For a student of medieval literature, one of the best-known Franciscans of Canterbury is James Ryman, carol collector extraordinaire. Ryman is credited as the author or compiler of a manuscript of English carols and songs (now Cambridge University Library MS. Ee 1.12) which contains more than 170 individual texts, of which a list can be found here. The manuscript was written in 1492, and preserves something like a quarter of all surviving fifteenth-century English carols. I post his carols here quite regularly, under this tag, but it would take a long time to get through them all! The carols in the manuscript were all printed in 1892, in a volume accessible in full online here. Whether he wrote or collected them, Ryman produced a valuable set of poems for posterity to enjoy, and I couldn't help hearing his carols in my head as I wandered round Greyfriars. In the spirit of their founder, the English Franciscans included a good few poets and carollers - apart from Ryman, there's Oxford's William Herebert (often quoted on this blog) and John of Grimestone, whose carol collection includes some exquisite lullaby lyrics (here, here and here).

And so let's close with one of Ryman's carols, a really lovely macaronic version of the Marian antiphon for the Easter season, 'Regina caeli'. Because this is late and straightforward Middle English, I've given it in modern spelling, but the original text is here.

Stella celi, micaris clare;
Regina celi, letare.

O queen of bliss, thy son Jesus,
Quem meruisti portare,
God and man is, we believe thus:
Regina celi, letare.

O lady free, the king of grace,
Quem meruisti portare,
Hath ordained thee a joyful place:
Regina celi, letare.

O spouse most bright, thy son alone,
Quem meruisti portare,
Thy place hath dight next to the throne:
Regina celi, letare.

O mother dear of god and man,
Quem meruisti portare,
Thou art more pure than tongue tell can:
Regina celi, letare.

O mother mild, thy son so good,
Quem meruisti portare,
For man so wild died on the rood:
Regina celi, letare.

O meek of mind, thy son also,
Quem meruisti portare,
Hath brought mankind from pain and woe,
Regina celi, letare.

O virgin pure, as he behight, [promised]
Quem meruisti portare,
He rose, full sure, by his great might:
Regina celi, letare.

O empress, that emperor,
Quem meruisti portare,
In our distress he is succour:
Regina celi, letare.

O heavenly star, the prince of peace,
Quem meruisti portare,
Our ghostly war by thee doth cease:
Regina celi, letare.

For us pray thou to Emmanuel,
Quem meruisti portare,
So that we may in heaven dwell:
Regina celi, letare.


Anonymous said...

Thanks for this.
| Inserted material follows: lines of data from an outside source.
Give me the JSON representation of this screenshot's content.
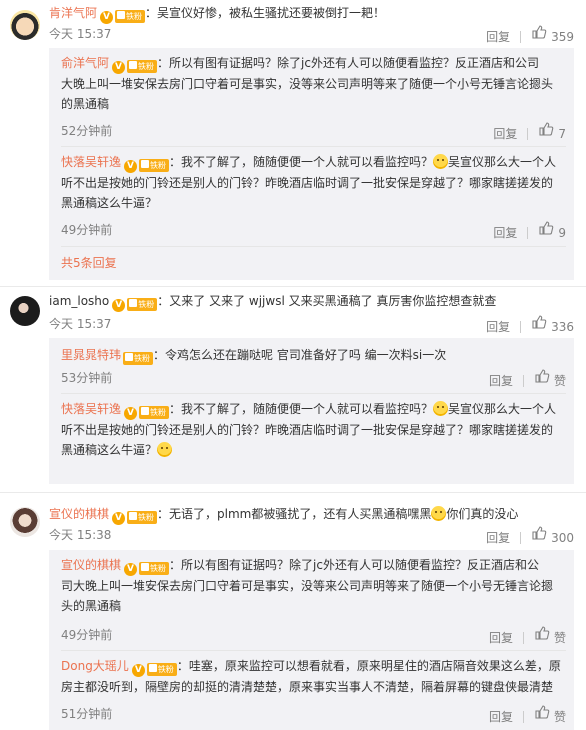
{
  "actions": {
    "reply": "回复",
    "like": "赞"
  },
  "comments": [
    {
      "user": "肯洋气阿",
      "text": "：吴宣仪好惨，被私生骚扰还要被倒打一耙！",
      "time": "今天 15:37",
      "likes": "359",
      "replies": [
        {
          "user": "俞洋气阿",
          "text1": "：所以有图有证据吗？除了jc外还有人可以随便看监控？反正酒店和公司",
          "text2": "大晚上叫一堆安保去房门口守着可是事实，没等来公司声明等来了随便一个小号无锤言论摁头",
          "text3": "的黑通稿",
          "time": "52分钟前",
          "likes": "7"
        },
        {
          "user": "快落吴轩逸",
          "text1": "：我不了解了，随随便便一个人就可以看监控吗？",
          "text1b": "吴宣仪那么大一个人",
          "text2": "听不出是按她的门铃还是别人的门铃？昨晚酒店临时调了一批安保是穿越了？哪家瞎搓搓发的",
          "text3": "黑通稿这么牛逼？",
          "time": "49分钟前",
          "likes": "9"
        }
      ],
      "more": "共5条回复"
    },
    {
      "user": "iam_losho",
      "text": "：又来了 又来了 wjjwsl 又来买黑通稿了 真厉害你监控想查就查",
      "time": "今天 15:37",
      "likes": "336",
      "replies": [
        {
          "user": "里晁晁特玮",
          "text1": "：令鸡怎么还在蹦哒呢 官司准备好了吗 编一次料si一次",
          "time": "53分钟前",
          "likes": "赞"
        },
        {
          "user": "快落吴轩逸",
          "text1": "：我不了解了，随随便便一个人就可以看监控吗？",
          "text1b": "吴宣仪那么大一个人",
          "text2": "听不出是按她的门铃还是别人的门铃？昨晚酒店临时调了一批安保是穿越了？哪家瞎搓搓发的",
          "text3": "黑通稿这么牛逼？",
          "time": "49分钟前",
          "likes": "赞"
        }
      ]
    },
    {
      "user": "宣仪的棋棋",
      "text": "：无语了，plmm都被骚扰了，还有人买黑通稿嘿黑",
      "text_b": "你们真的没心",
      "time": "今天 15:38",
      "likes": "300",
      "replies": [
        {
          "user": "宣仪的棋棋",
          "text1": "：所以有图有证据吗？除了jc外还有人可以随便看监控？反正酒店和公",
          "text2": "司大晚上叫一堆安保去房门口守着可是事实，没等来公司声明等来了随便一个小号无锤言论摁",
          "text3": "头的黑通稿",
          "time": "49分钟前",
          "likes": "赞"
        },
        {
          "user": "Dong大瑶儿",
          "text1": "：哇塞，原来监控可以想看就看，原来明星住的酒店隔音效果这么差，原",
          "text2": "房主都没听到，隔壁房的却挺的清清楚楚，原来事实当事人不清楚，隔着屏幕的键盘侠最清楚",
          "time": "51分钟前",
          "likes": "赞"
        }
      ]
    }
  ]
}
I'll be heading there on this excellent recommendation!

@drkensf said...

As a professor of British literature who teaches at the University of Saint Francis, I really appreciated this blog entry. The commentary is informative and the pictures lovely. Thanks!

Clerk of Oxford said...

Thank you both for commenting!

Steffen said...

This really is an architectural gem! I love the almost reluctant Gothic of the arches and its sequestered place in the geography. I'm very tempted to go to Canterbury myself and have a closer look.